The elder Gooden, father of Shea Stadium's renowned Dr. K, sits down again in the darkened living room, the shades drawn against the bright Florida sunshine. Dwight bought this house for his parents in November—three months before he signed his 1985 contract, a one-year, $335,000 deal that could reach $485,000 with incentive bonuses. It's a one-story, four-bedroom house in a racially mixed neighborhood in northeast Tampa. As usual, the television is on; it babbles away from dawn till dark whether anyone is watching or not. The bookcase beside the television set is haphazardly filled with photographs and trophies, and on the wall beside the bookcase hangs the 1984 National League Rookie of the Year award, a plaque with Ford Frick's head in bas-relief. It looks about as glamorous as a souvenir from the 1964 New York World's Fair. "I thought for sure that one would be a great big fancy thing," Dan Gooden says with a shrug. "That don't seem like much at all." He folds his large, smooth hands. A former belt operator at a chemical plant, he retired 11 years ago because of arthritis in his hip. "You seen Dwight's hands?
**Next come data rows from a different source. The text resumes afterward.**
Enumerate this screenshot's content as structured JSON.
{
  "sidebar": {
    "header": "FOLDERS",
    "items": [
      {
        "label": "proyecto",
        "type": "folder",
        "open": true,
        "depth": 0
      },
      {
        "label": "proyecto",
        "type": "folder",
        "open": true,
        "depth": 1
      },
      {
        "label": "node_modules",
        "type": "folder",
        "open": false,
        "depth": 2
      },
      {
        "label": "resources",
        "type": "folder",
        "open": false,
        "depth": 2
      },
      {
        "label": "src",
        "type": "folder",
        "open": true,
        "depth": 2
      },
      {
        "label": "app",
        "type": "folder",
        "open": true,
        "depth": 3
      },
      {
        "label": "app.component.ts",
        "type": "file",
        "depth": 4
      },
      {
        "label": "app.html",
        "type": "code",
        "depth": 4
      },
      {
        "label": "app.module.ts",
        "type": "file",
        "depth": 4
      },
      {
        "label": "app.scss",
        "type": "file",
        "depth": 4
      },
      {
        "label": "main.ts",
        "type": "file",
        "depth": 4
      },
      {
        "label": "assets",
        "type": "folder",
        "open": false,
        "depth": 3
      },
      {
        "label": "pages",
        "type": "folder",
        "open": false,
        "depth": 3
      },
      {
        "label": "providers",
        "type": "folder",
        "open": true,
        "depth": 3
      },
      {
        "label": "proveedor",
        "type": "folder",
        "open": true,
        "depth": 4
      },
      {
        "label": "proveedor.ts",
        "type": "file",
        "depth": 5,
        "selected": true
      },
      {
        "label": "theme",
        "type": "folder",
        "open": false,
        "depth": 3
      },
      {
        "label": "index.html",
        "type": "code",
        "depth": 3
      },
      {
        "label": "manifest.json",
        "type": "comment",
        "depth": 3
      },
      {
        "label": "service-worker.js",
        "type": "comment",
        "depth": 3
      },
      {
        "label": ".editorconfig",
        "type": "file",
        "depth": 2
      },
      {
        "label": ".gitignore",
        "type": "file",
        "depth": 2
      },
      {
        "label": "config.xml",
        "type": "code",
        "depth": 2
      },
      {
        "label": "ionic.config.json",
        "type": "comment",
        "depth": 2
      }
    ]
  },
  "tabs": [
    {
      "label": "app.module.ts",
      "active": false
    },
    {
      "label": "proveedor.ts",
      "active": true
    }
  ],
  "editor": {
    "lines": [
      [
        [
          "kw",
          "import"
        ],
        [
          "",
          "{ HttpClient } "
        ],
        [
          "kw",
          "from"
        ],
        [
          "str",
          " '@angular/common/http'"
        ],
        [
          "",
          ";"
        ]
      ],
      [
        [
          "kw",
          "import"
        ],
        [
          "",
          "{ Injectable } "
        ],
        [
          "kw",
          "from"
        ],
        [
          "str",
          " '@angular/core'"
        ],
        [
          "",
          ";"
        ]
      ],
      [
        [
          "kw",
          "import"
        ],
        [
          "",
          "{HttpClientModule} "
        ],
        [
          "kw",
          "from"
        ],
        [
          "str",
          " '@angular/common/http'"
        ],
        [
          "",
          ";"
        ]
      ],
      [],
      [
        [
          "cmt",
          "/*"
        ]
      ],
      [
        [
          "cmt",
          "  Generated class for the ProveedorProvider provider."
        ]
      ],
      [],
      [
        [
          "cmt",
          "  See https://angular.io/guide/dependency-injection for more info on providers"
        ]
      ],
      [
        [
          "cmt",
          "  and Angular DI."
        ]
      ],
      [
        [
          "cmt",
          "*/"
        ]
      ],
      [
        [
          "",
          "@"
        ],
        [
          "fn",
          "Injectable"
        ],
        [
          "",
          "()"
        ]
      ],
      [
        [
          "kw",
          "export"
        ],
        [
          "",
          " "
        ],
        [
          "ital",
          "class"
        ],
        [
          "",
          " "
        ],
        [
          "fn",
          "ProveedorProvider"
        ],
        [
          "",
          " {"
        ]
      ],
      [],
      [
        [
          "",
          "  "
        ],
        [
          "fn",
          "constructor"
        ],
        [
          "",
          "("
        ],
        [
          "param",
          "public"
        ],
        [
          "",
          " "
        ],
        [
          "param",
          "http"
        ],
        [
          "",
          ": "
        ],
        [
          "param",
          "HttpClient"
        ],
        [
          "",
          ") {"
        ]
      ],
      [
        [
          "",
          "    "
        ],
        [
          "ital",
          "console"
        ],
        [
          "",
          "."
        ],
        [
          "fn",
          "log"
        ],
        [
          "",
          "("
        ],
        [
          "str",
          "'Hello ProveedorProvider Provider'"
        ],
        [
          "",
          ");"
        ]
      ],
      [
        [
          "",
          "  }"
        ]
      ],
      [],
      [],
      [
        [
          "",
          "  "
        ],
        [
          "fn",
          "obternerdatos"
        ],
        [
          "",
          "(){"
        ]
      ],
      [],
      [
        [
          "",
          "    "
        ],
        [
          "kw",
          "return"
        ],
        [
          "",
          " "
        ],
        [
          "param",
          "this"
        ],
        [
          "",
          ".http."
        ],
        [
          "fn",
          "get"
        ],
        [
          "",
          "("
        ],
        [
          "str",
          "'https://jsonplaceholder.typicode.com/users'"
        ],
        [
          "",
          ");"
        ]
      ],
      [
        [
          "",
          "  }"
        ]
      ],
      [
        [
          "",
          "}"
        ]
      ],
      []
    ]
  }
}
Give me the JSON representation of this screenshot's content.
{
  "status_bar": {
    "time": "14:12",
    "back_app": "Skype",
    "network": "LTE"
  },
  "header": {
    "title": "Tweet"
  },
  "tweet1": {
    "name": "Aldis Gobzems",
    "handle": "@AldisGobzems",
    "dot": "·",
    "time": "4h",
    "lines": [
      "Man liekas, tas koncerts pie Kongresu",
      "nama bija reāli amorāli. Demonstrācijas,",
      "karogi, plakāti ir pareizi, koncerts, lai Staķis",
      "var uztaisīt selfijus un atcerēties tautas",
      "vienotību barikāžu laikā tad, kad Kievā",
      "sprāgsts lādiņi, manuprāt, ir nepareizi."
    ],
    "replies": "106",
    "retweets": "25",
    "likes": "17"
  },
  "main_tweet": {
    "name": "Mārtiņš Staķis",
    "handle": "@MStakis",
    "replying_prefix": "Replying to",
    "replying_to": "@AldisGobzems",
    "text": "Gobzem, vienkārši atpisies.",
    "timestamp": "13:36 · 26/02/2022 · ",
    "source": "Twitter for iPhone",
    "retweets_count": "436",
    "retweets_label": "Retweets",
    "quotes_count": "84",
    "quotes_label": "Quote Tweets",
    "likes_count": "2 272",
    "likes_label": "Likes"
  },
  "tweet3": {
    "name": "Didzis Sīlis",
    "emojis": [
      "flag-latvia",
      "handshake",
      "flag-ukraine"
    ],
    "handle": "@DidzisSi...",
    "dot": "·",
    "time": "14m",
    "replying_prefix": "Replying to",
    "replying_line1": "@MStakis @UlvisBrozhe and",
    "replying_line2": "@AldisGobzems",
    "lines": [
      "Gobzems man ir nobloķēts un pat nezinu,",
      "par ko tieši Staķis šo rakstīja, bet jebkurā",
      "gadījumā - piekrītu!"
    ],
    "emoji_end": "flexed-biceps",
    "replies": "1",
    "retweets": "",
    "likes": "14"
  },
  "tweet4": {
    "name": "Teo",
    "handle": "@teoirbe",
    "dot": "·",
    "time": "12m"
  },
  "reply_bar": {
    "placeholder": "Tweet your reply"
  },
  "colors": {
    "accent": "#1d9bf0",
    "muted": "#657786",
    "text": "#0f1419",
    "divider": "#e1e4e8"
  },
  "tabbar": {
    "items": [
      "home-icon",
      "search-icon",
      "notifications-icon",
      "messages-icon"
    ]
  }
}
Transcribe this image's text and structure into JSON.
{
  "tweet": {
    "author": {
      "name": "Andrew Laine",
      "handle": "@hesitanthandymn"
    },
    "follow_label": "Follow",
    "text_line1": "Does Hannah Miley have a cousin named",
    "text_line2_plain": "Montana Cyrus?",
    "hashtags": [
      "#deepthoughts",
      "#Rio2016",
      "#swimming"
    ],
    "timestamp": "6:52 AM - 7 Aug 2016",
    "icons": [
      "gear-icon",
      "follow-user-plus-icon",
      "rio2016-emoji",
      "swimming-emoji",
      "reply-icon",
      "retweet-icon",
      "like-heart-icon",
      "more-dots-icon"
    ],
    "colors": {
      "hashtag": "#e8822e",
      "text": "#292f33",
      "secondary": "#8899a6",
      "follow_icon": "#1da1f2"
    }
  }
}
They're that much bigger'n mine," he says, putting an inch of space between his forefinger and thumb. "They pretty much cover up a baseball."
As you might expect, it was Dan Gooden who introduced Dwight to the sport. The coach of a local semipro team, the Tampa Dodgers, he would take Dwight to the games Sunday afternoons when the boy was so young he had to roll the ball instead of throw it. Pretty soon Dwight was playing catch with his father's ballplayers. By the time he joined his first youth team, as an 8-year-old, he was way ahead of the other players his age. "He never could understand why them other kids couldn't play like him," his father recalls. "He got frustrated and quit his teams when he was eight and nine years old. 'What for you quit?' I asked. He'd say, 'Daddy, they sorry. They play sorry.' I told him, 'Well, they'll get better. But if you quit one more time, that's it. No more baseball.' I don't say much, but when I do, I mean it. He figured he should win every game. But he grew out of it.